Foreign Secretary William Hague is jousting with senior parliamentary figures after they tried to ban Suu Kyi from addressing MPs in Westminster Hall.
The bickering over protocol incudes a squabble about whether she should receive a trumpet fanfare, said the Mailonline website.
Hague is backed by Prime Minister David Cameron and Commons Speaker John Bercow who want her to receive the ultimate honour of speaking before both Houses of Parliament in historic Westminster Hall. But a protocol official said it would be “inappropriate,” the paper said, while suggesting a smaller venue, which one official even suggested she might not be able to fill.
Ultimately, the Commons Speaker overrode the advice by announcing to MPs that the June 21 speech would be held in Westminster Hall and invited MPs to apply for tickets in ‘”the usual manner.”

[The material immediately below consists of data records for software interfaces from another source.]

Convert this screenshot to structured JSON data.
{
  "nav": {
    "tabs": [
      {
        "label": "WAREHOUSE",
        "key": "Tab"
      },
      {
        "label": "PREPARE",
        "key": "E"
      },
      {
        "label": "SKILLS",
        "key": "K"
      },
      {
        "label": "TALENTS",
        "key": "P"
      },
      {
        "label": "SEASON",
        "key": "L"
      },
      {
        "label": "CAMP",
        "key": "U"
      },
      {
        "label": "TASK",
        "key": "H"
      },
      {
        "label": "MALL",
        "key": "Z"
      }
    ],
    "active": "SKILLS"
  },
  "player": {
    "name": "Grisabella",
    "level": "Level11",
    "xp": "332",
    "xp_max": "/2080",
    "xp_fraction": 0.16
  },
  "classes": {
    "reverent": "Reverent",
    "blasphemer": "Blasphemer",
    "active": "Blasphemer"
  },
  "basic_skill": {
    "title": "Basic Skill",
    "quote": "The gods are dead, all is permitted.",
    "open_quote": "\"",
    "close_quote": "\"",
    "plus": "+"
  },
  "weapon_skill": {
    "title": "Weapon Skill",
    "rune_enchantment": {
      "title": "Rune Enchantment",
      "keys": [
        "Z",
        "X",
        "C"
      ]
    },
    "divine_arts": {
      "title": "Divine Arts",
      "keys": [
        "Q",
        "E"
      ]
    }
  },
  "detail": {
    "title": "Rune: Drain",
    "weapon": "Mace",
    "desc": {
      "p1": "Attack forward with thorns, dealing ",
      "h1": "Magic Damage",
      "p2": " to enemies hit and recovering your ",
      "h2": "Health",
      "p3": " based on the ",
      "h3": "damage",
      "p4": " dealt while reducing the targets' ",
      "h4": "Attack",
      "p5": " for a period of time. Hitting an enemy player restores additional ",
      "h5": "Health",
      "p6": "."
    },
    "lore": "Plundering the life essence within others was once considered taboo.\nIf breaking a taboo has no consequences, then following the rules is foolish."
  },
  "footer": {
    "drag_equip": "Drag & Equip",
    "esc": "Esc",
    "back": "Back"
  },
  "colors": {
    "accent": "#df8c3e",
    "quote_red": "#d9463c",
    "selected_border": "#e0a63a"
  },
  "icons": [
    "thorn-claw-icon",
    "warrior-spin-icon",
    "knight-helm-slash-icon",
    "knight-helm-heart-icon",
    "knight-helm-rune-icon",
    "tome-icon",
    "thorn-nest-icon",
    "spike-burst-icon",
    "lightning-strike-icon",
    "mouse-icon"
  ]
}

By delivering the address in Westminster Hall, Suu Kyi will outrank such figures as the Ethiopian emperor Haile Selassie, Russian president Nikita Khrushchev, U.S. presidents Ronald Reagan and Bill Clinton and French presidents Francois Mitterrand, Jacques Chirac and Nicolas Sarkozy who all were received in the smaller Royal Gallery venue.
She will not be greeted by trumpeters in Westminster Hall, officials said.